1. Sin brings pain and suffering. God forbids adultery, not merely because it offends His holiness and destroys His portrait of Christ and the church, but because it destroys humans by promising joy and happiness only to leave behind disappointment and destruction. Therefore, we each need to be warned about the danger of sin. We must forsake all sin, not just adultery, because it is like a dirty bomb that sends broken shards into innocent victims who will bear scars long after the outer wounds heal (Psalm 38:3; James 1:15).
2. Adultery is caused by a lack of obedience to God, not the failure of a spouse. Complaints of an unfaithful spouse can cause false guilt, making a woman believe that if she had been a better wife, her husband would have been faithful. God’s Word teaches that we can say no to ungodliness and worldly lust. Titus says that all of us were once enslaved to various lusts and pleasures but that God came to free us from that bondage (2:11, 12; 3:3–5).
3. Godly friends are necessary for support.
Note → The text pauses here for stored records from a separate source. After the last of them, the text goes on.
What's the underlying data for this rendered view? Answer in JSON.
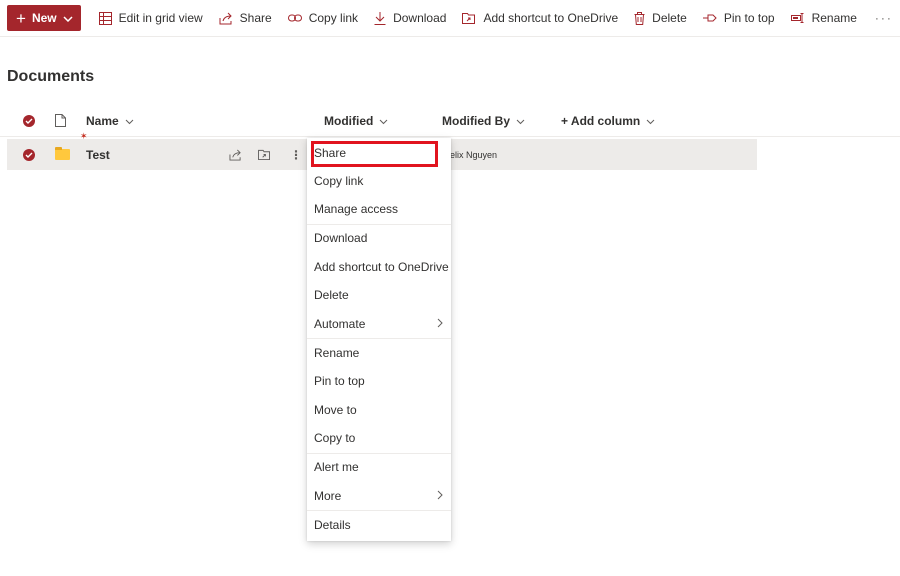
{
  "toolbar": {
    "new_label": "New",
    "items": [
      {
        "label": "Edit in grid view",
        "icon": "grid-icon"
      },
      {
        "label": "Share",
        "icon": "share-icon"
      },
      {
        "label": "Copy link",
        "icon": "link-icon"
      },
      {
        "label": "Download",
        "icon": "download-icon"
      },
      {
        "label": "Add shortcut to OneDrive",
        "icon": "shortcut-icon"
      },
      {
        "label": "Delete",
        "icon": "trash-icon"
      },
      {
        "label": "Pin to top",
        "icon": "pin-icon"
      },
      {
        "label": "Rename",
        "icon": "rename-icon"
      }
    ],
    "more_label": "···"
  },
  "page": {
    "title": "Documents"
  },
  "list": {
    "columns": {
      "name": "Name",
      "modified": "Modified",
      "modified_by": "Modified By",
      "add_column": "+ Add column"
    },
    "rows": [
      {
        "name": "Test",
        "modified_by": "elix Nguyen"
      }
    ]
  },
  "context_menu": {
    "items": [
      "Share",
      "Copy link",
      "Manage access",
      "Download",
      "Add shortcut to OneDrive",
      "Delete",
      "Automate",
      "Rename",
      "Pin to top",
      "Move to",
      "Copy to",
      "Alert me",
      "More",
      "Details"
    ]
  },
  "colors": {
    "accent": "#a4262c",
    "highlight": "#e1141f",
    "row_selected": "#edebe9",
    "folder": "#ffc83d"
  }
}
I can almost guarantee that in your church are women walking on eggshells because they do not want to relive or rethink the pain. They need someone to listen, remind them of God’s love for them, and encourage them to face the painful situation. True friends will not simply endure an endless rehearsal of bad memories but will help the hurting woman to think on things that are pure, lovely, and praiseworthy. Godly friends will help her keep her eyes on God and not on her disappointments (Philippians 4:8; Proverbs 13:20).
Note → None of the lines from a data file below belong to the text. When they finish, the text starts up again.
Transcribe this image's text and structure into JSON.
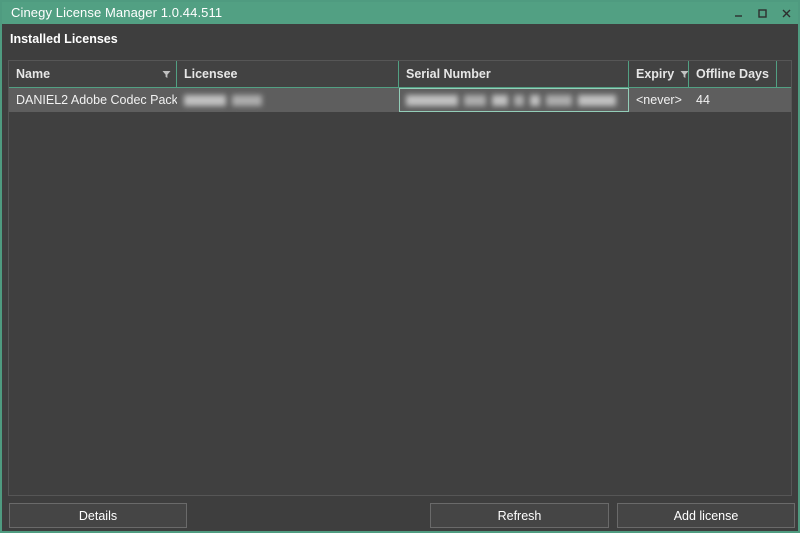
{
  "window": {
    "title": "Cinegy License Manager 1.0.44.511",
    "accent_color": "#52a083",
    "background_color": "#3e3e3e",
    "controls": [
      {
        "name": "minimize",
        "glyph": "minimize-icon"
      },
      {
        "name": "maximize",
        "glyph": "maximize-icon"
      },
      {
        "name": "close",
        "glyph": "close-icon"
      }
    ]
  },
  "section": {
    "title": "Installed Licenses"
  },
  "grid": {
    "columns": [
      {
        "key": "name",
        "label": "Name",
        "filterable": true
      },
      {
        "key": "licensee",
        "label": "Licensee",
        "filterable": false
      },
      {
        "key": "serial",
        "label": "Serial Number",
        "filterable": false
      },
      {
        "key": "expiry",
        "label": "Expiry",
        "filterable": true
      },
      {
        "key": "offline",
        "label": "Offline Days",
        "filterable": false
      }
    ],
    "rows": [
      {
        "name": "DANIEL2 Adobe Codec Pack",
        "name_redacted": true,
        "licensee": "",
        "licensee_redacted": true,
        "serial": "",
        "serial_redacted": true,
        "serial_focused": true,
        "expiry": "<never>",
        "offline": "44",
        "selected": true
      }
    ]
  },
  "footer": {
    "details_label": "Details",
    "refresh_label": "Refresh",
    "add_license_label": "Add license"
  }
}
4. Retaliation and anger never heal pain. No matter how devastated someone is by the sin of another, God asks each Christian to allow Him to discipline the wrongdoer. The tendency to repay evil for evil is not from God. Controlling ungodly thoughts and words is key to living a God-honoring life and experiencing God’s blessing (Romans 12:17–21; Matthew 5:44).
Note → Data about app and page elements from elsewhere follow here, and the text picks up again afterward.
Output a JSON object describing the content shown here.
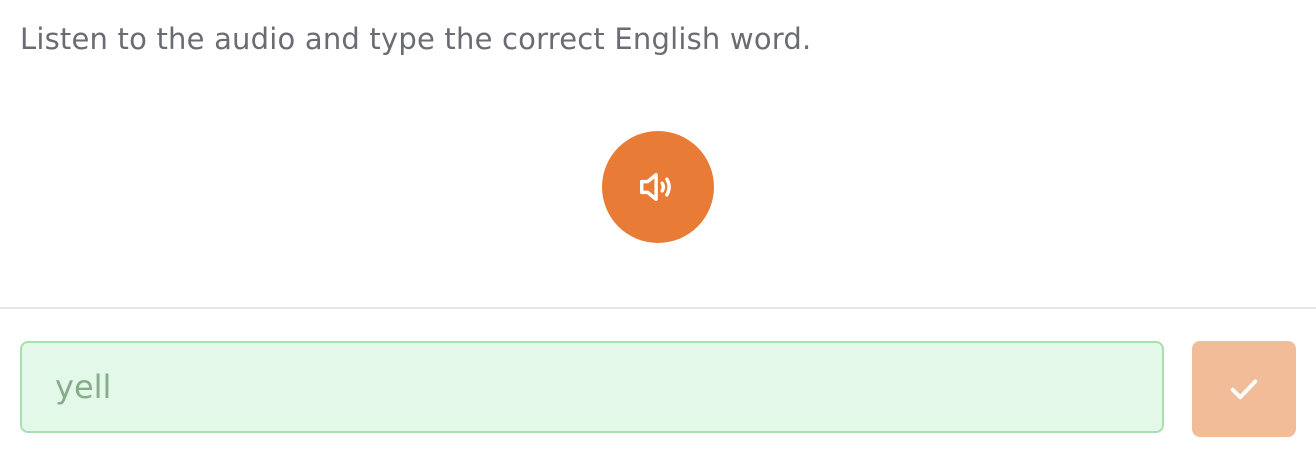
{
  "instruction": "Listen to the audio and type the correct English word.",
  "audio_button": {
    "icon": "speaker-icon",
    "color": "#e87b35"
  },
  "answer": {
    "value": "yell",
    "state": "correct",
    "border_color": "#a8e0b0",
    "background_color": "#e3f8e8"
  },
  "submit_button": {
    "icon": "checkmark-icon",
    "color": "#f2bc98"
  }
}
5. Christ desires to comfort those in pain. He alone can bandage the wounds that adultery inflicts and become a father to the fatherless and a husband to the hurting wife. Sin and its resulting pain must be carried by God. We are not equipped physically or mentally to carry the pain of disappointment, grief, loneliness, and heartache. God asks us repeatedly to cast our burdens on Him because He cares for us (Psalms 147:3; 107:20, 21).
6. Immorality might be fashionable, but it is still deplorable to God. Amid the backlash from high-profile extramarital affairs, some people try to make adultery acceptable and even accessible. A new website, for example, says it is designed to facilitate untraceable extramarital affairs. Society’s view of marital purity does not match God’s view. God will deal severely with those who break their marriage vows. Hebrews 13:4 declares, “Marriage is honorable among all, and the bed undefiled; but fornicators and adulterers God will judge.” A hurting woman should understand that God takes this sin seriously.
Of course, just like with our bodies, prevention is the best remedy for pain. Marriages are under attack, and we need God’s help in encouraging strong, committed marriage relationships. Older women need to take very seriously their responsibility to teach the younger women to love their husbands and their children. As women’s ministries think about their curriculum and Bible study options, topics of marriage should be addressed. But when adultery does creep into the life of a woman in your church, she should have many loving arms waiting to help her through the pain.
Jeannie Vogel is a women’s ministries consultant and workshop leader for Regular Baptist Ministries.